- **Task brief**:
Work out how many lines in the records include the word "Intolerance", then answer with nothing but that number.

(Beginning of Data records)

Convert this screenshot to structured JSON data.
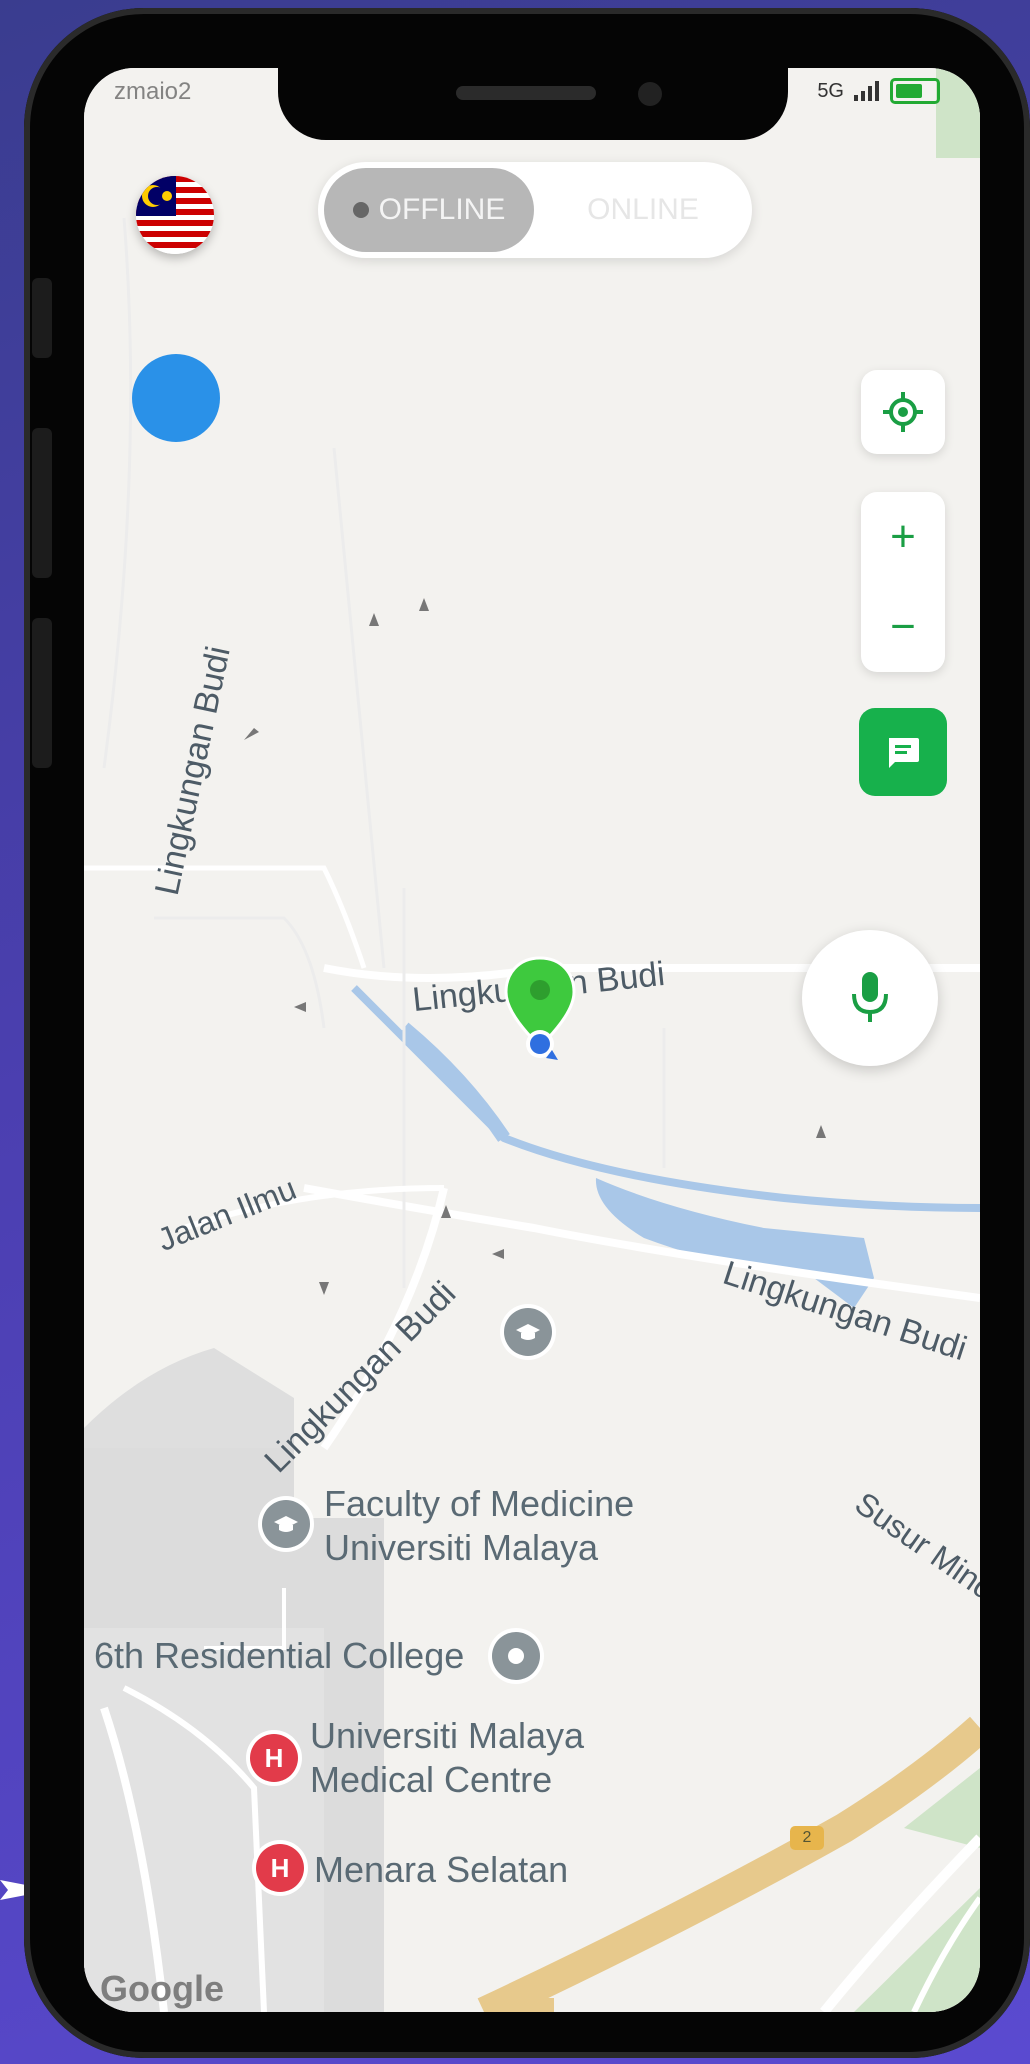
{
  "status_bar": {
    "left_text": "zmaio2",
    "network": "5G"
  },
  "toggle": {
    "offline_label": "OFFLINE",
    "online_label": "ONLINE",
    "active": "offline"
  },
  "map": {
    "roads": [
      {
        "name": "Lingkungan Budi",
        "id": "road-lingkungan-budi-left"
      },
      {
        "name": "Lingkungan Budi",
        "id": "road-lingkungan-budi-center"
      },
      {
        "name": "Jalan Ilmu",
        "id": "road-jalan-ilmu"
      },
      {
        "name": "Lingkungan Budi",
        "id": "road-lingkungan-budi-diag"
      },
      {
        "name": "Lingkungan Budi",
        "id": "road-lingkungan-budi-right"
      },
      {
        "name": "Susur Mind",
        "id": "road-susur-mind"
      }
    ],
    "pois": [
      {
        "name_line1": "Faculty of Medicine",
        "name_line2": "Universiti Malaya"
      },
      {
        "name_line1": "6th Residential College"
      },
      {
        "name_line1": "Universiti Malaya",
        "name_line2": "Medical Centre"
      },
      {
        "name_line1": "Menara Selatan"
      }
    ],
    "highway_badge": "2",
    "attribution": "Google"
  },
  "controls": {
    "locate_icon": "crosshair-icon",
    "zoom_in": "+",
    "zoom_out": "−",
    "chat_icon": "message-icon",
    "mic_icon": "microphone-icon"
  },
  "colors": {
    "accent": "#17b14c",
    "user_dot": "#2a91e8",
    "marker": "#3ec93e",
    "water": "#a9c7e8",
    "hospital": "#e23b4a"
  }
}
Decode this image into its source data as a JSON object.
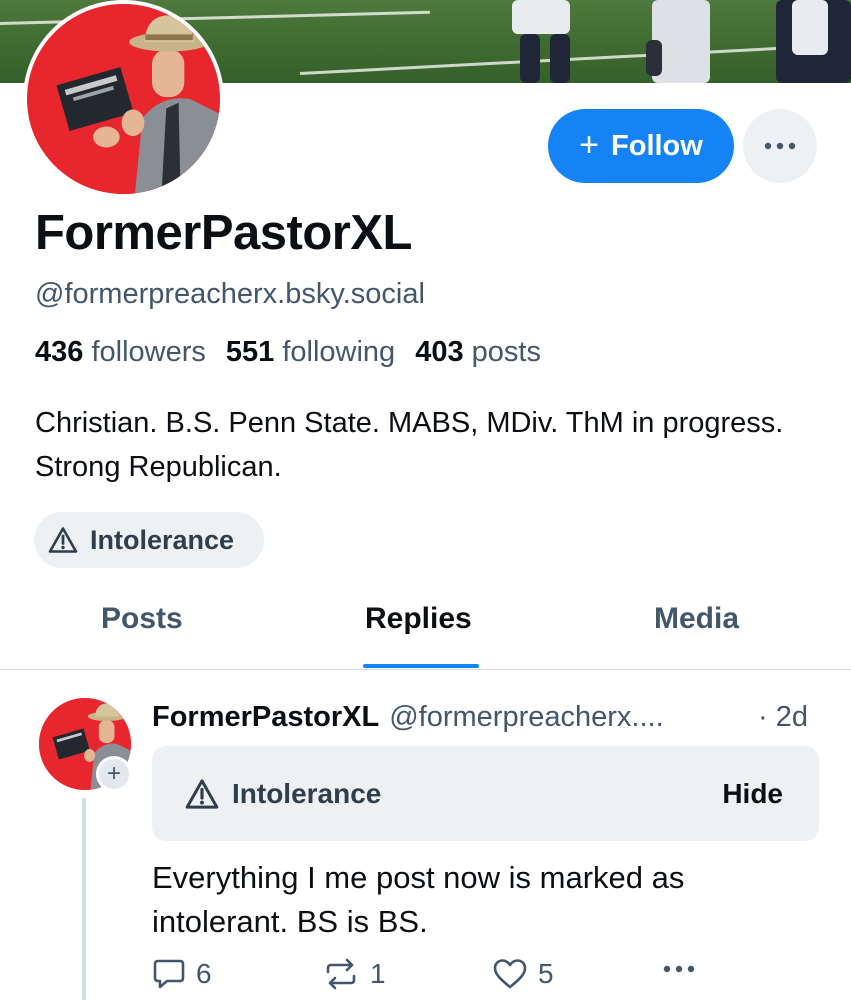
{
  "profile": {
    "display_name": "FormerPastorXL",
    "handle": "@formerpreacherx.bsky.social",
    "followers_count": "436",
    "followers_label": "followers",
    "following_count": "551",
    "following_label": "following",
    "posts_count": "403",
    "posts_label": "posts",
    "bio": "Christian. B.S. Penn State. MABS, MDiv. ThM in progress. Strong Republican.",
    "label": "Intolerance"
  },
  "actions": {
    "follow_label": "Follow"
  },
  "tabs": [
    {
      "label": "Posts",
      "active": false
    },
    {
      "label": "Replies",
      "active": true
    },
    {
      "label": "Media",
      "active": false
    }
  ],
  "post": {
    "author_name": "FormerPastorXL",
    "author_handle": "@formerpreacherx....",
    "time": "· 2d",
    "warning_label": "Intolerance",
    "hide_label": "Hide",
    "text": "Everything I me post now is marked as intolerant. BS is BS.",
    "reply_count": "6",
    "repost_count": "1",
    "like_count": "5"
  },
  "icons": {
    "follow": "plus-icon",
    "more": "ellipsis-icon",
    "label": "warning-triangle-icon",
    "reply": "speech-bubble-icon",
    "repost": "repost-arrows-icon",
    "like": "heart-icon"
  },
  "colors": {
    "accent": "#1583f5",
    "avatar_background": "#e8262d",
    "muted_text": "#42576c",
    "chip_background": "#eef1f4"
  }
}
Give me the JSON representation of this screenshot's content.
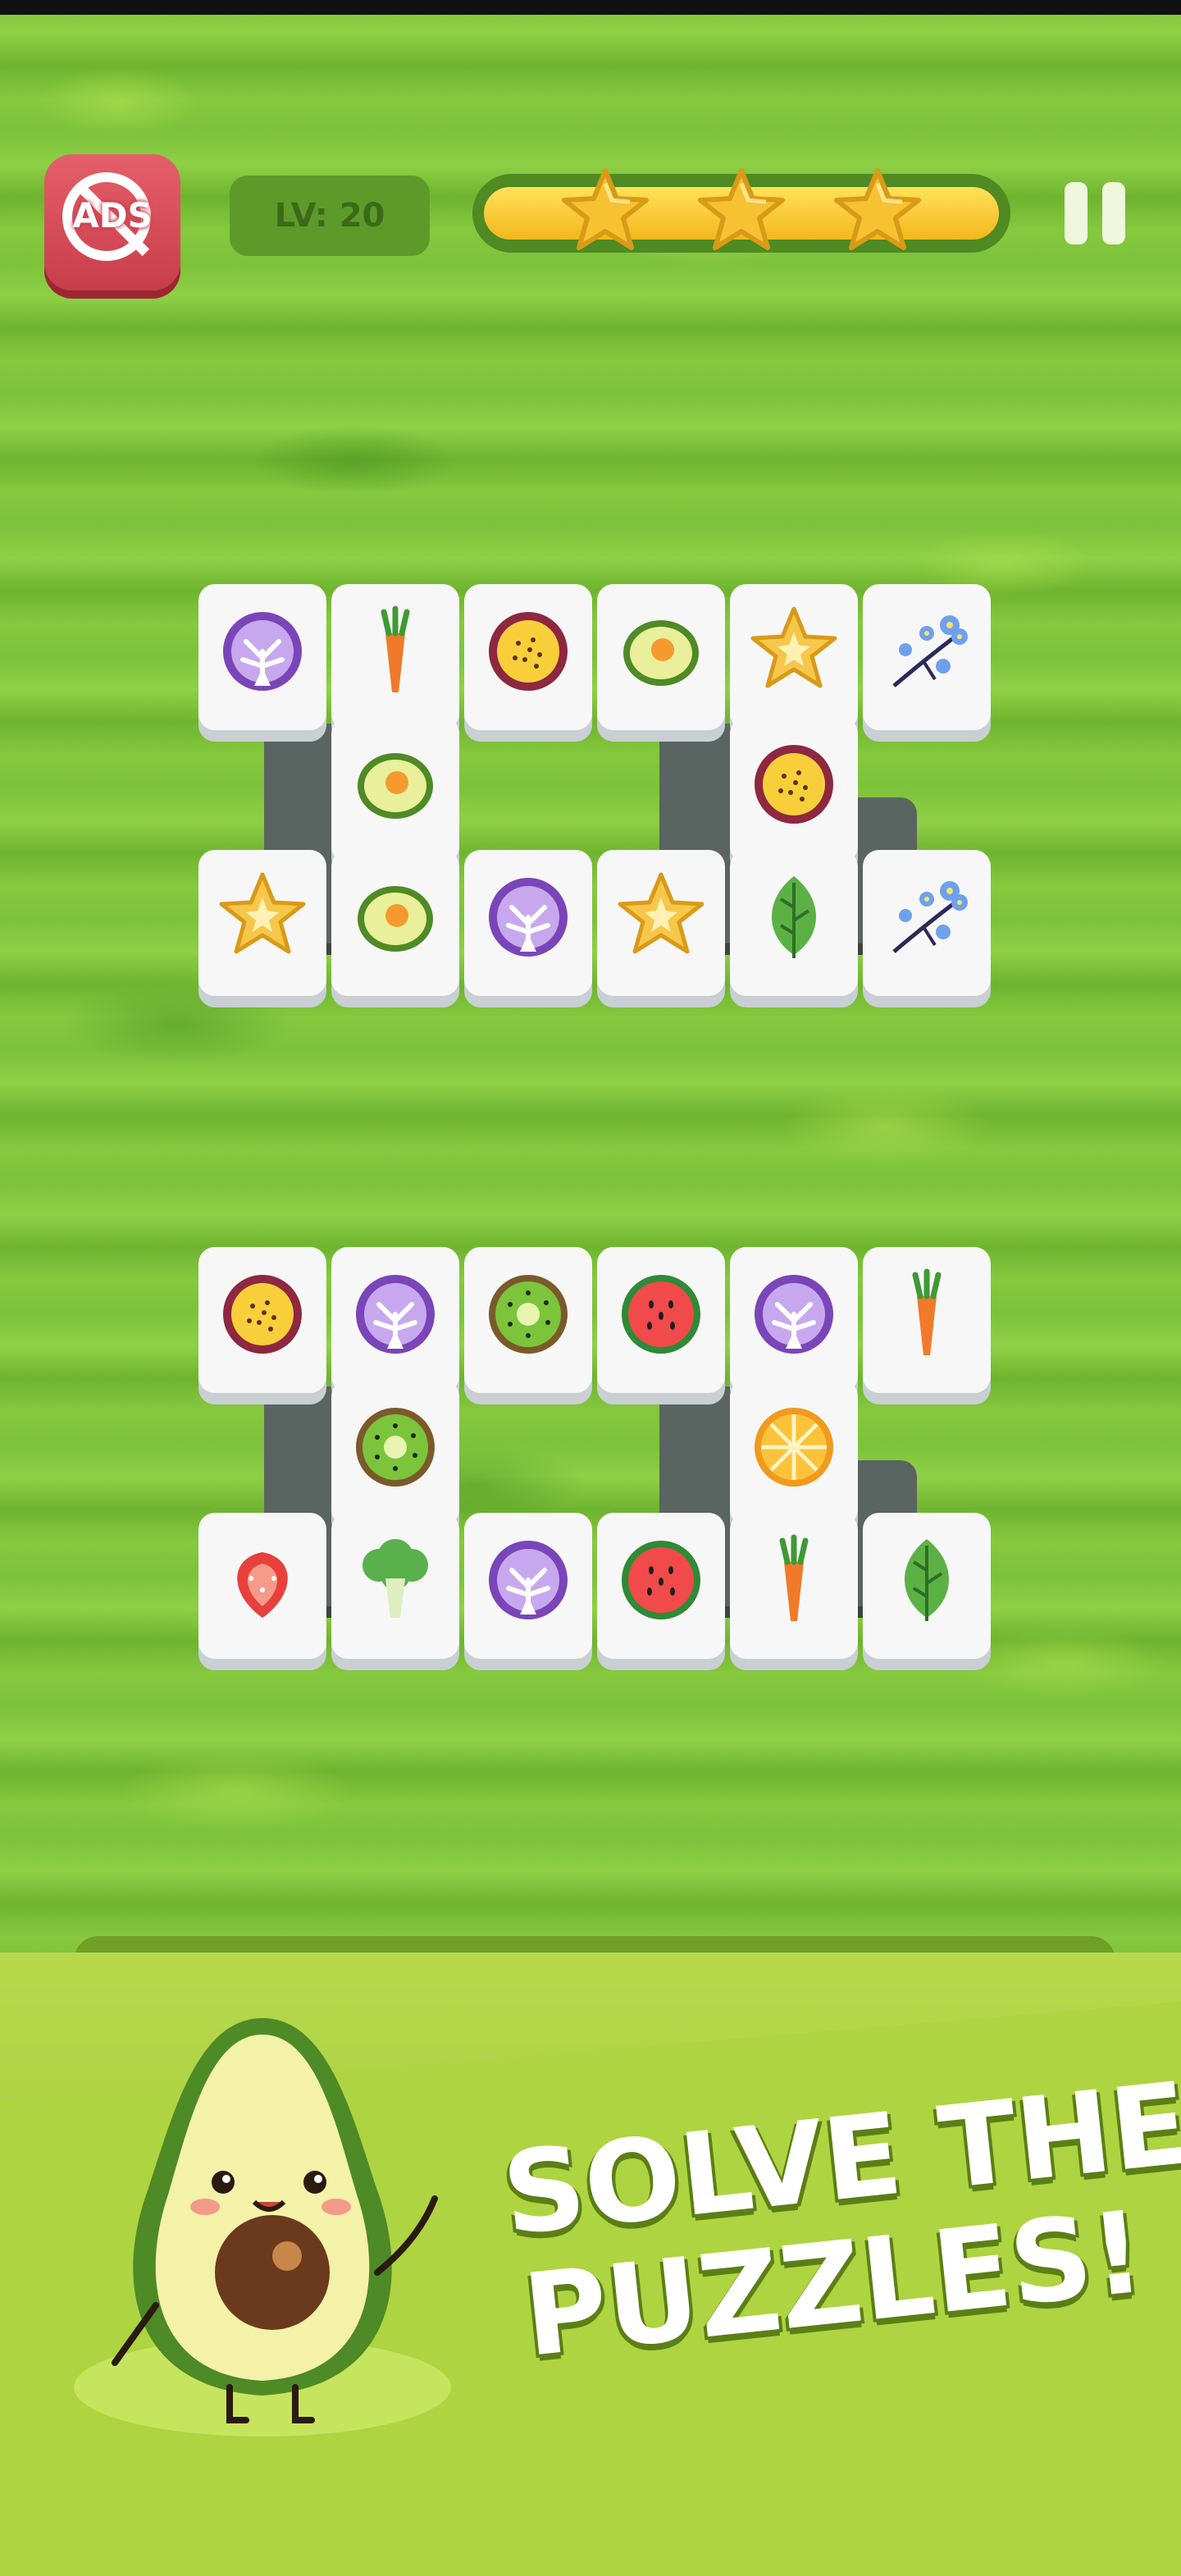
{
  "hud": {
    "ads_label": "ADS",
    "level_label": "LV: 20",
    "progress": 1.0,
    "stars_filled": 3,
    "stars_total": 3
  },
  "icons": {
    "remove_ads": "no-ads-icon",
    "pause": "pause-icon",
    "star": "star-icon"
  },
  "board": {
    "group1_tiles": [
      "cabbage",
      "carrot",
      "passion-fruit",
      "avocado",
      "starfruit",
      "flower",
      "avocado",
      "passion-fruit",
      "starfruit",
      "avocado",
      "cabbage",
      "starfruit",
      "leaf",
      "flower"
    ],
    "group2_tiles": [
      "passion-fruit",
      "cabbage",
      "kiwi",
      "watermelon",
      "cabbage",
      "carrot",
      "kiwi",
      "orange",
      "strawberry",
      "broccoli",
      "cabbage",
      "watermelon",
      "carrot",
      "leaf"
    ]
  },
  "promo": {
    "line1": "SOLVE THE",
    "line2": "PUZZLES!",
    "mascot": "avocado-mascot"
  },
  "colors": {
    "grass": "#7cc23a",
    "ads_button": "#d94a56",
    "progress_fill": "#f8cd2f",
    "star": "#f6c232",
    "tile": "#f7f7f7",
    "panel": "#aed441"
  }
}
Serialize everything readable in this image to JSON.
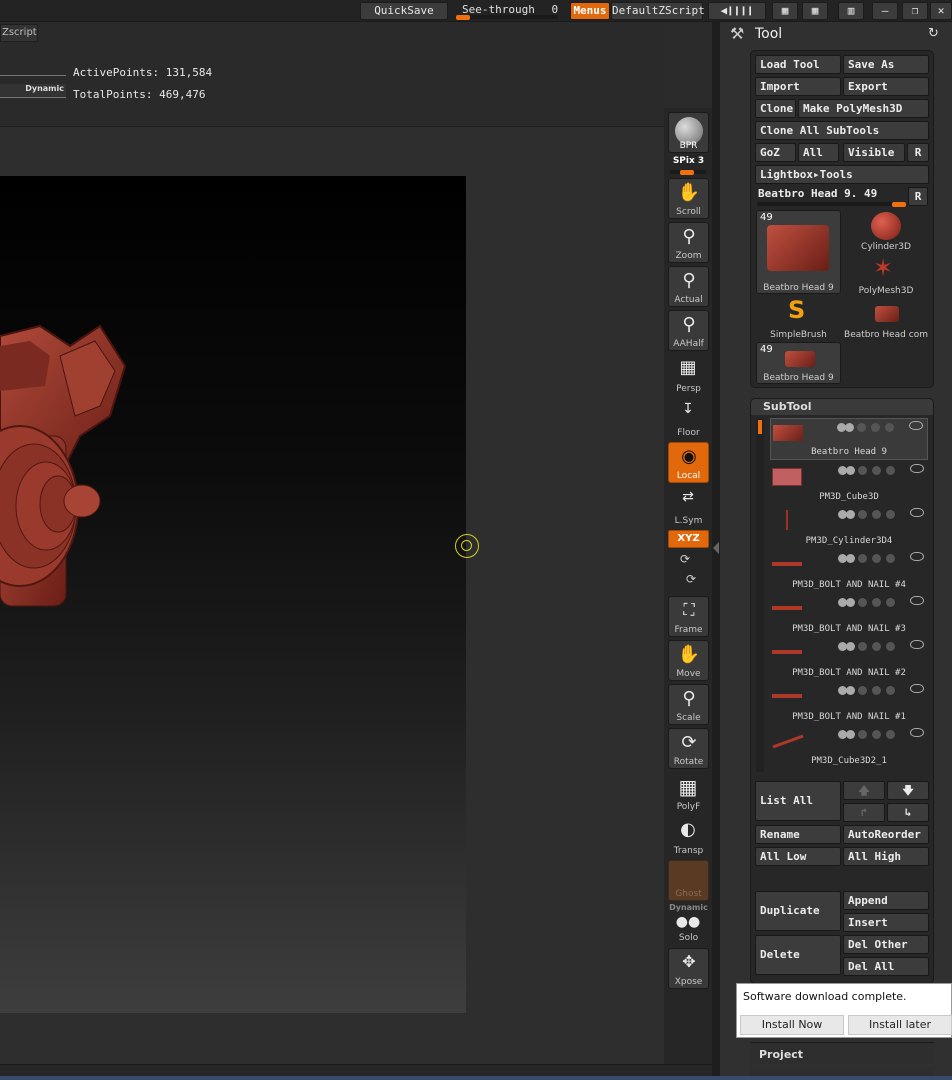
{
  "topbar": {
    "quicksave": "QuickSave",
    "seethrough_label": "See-through",
    "seethrough_value": "0",
    "menus": "Menus",
    "default_zscript": "DefaultZScript"
  },
  "left": {
    "zscript_tab": "Zscript",
    "dynamic_label": "Dynamic",
    "active_points": "ActivePoints: 131,584",
    "total_points": "TotalPoints: 469,476"
  },
  "shelf": {
    "bpr": "BPR",
    "spix": "SPix 3",
    "scroll": "Scroll",
    "zoom": "Zoom",
    "actual": "Actual",
    "aahalf": "AAHalf",
    "persp": "Persp",
    "floor": "Floor",
    "local": "Local",
    "lsym": "L.Sym",
    "xyz": "XYZ",
    "frame": "Frame",
    "move": "Move",
    "scale": "Scale",
    "rotate": "Rotate",
    "polyf": "PolyF",
    "transp": "Transp",
    "ghost": "Ghost",
    "dynamic": "Dynamic",
    "solo": "Solo",
    "xpose": "Xpose"
  },
  "tool": {
    "title": "Tool",
    "load_tool": "Load Tool",
    "save_as": "Save As",
    "import": "Import",
    "export": "Export",
    "clone": "Clone",
    "make_polymesh": "Make PolyMesh3D",
    "clone_all": "Clone All SubTools",
    "goz": "GoZ",
    "all": "All",
    "visible": "Visible",
    "r": "R",
    "lightbox": "Lightbox▸Tools",
    "current_tool": "Beatbro Head 9. 49",
    "thumbs": [
      {
        "num": "49",
        "label": "Beatbro Head 9"
      },
      {
        "label": "Cylinder3D"
      },
      {
        "label": "PolyMesh3D"
      },
      {
        "label": "SimpleBrush"
      },
      {
        "label": "Beatbro Head com"
      },
      {
        "num": "49",
        "label": "Beatbro Head 9"
      }
    ]
  },
  "subtool": {
    "title": "SubTool",
    "items": [
      "Beatbro Head 9",
      "PM3D_Cube3D",
      "PM3D_Cylinder3D4",
      "PM3D_BOLT AND NAIL #4",
      "PM3D_BOLT AND NAIL #3",
      "PM3D_BOLT AND NAIL #2",
      "PM3D_BOLT AND NAIL #1",
      "PM3D_Cube3D2_1"
    ],
    "list_all": "List All",
    "rename": "Rename",
    "autoreorder": "AutoReorder",
    "all_low": "All Low",
    "all_high": "All High",
    "duplicate": "Duplicate",
    "append": "Append",
    "insert": "Insert",
    "delete": "Delete",
    "del_other": "Del Other",
    "del_all": "Del All",
    "project": "Project"
  },
  "popup": {
    "message": "Software download complete.",
    "install_now": "Install Now",
    "install_later": "Install later"
  }
}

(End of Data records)

- **Exercise solution**:
2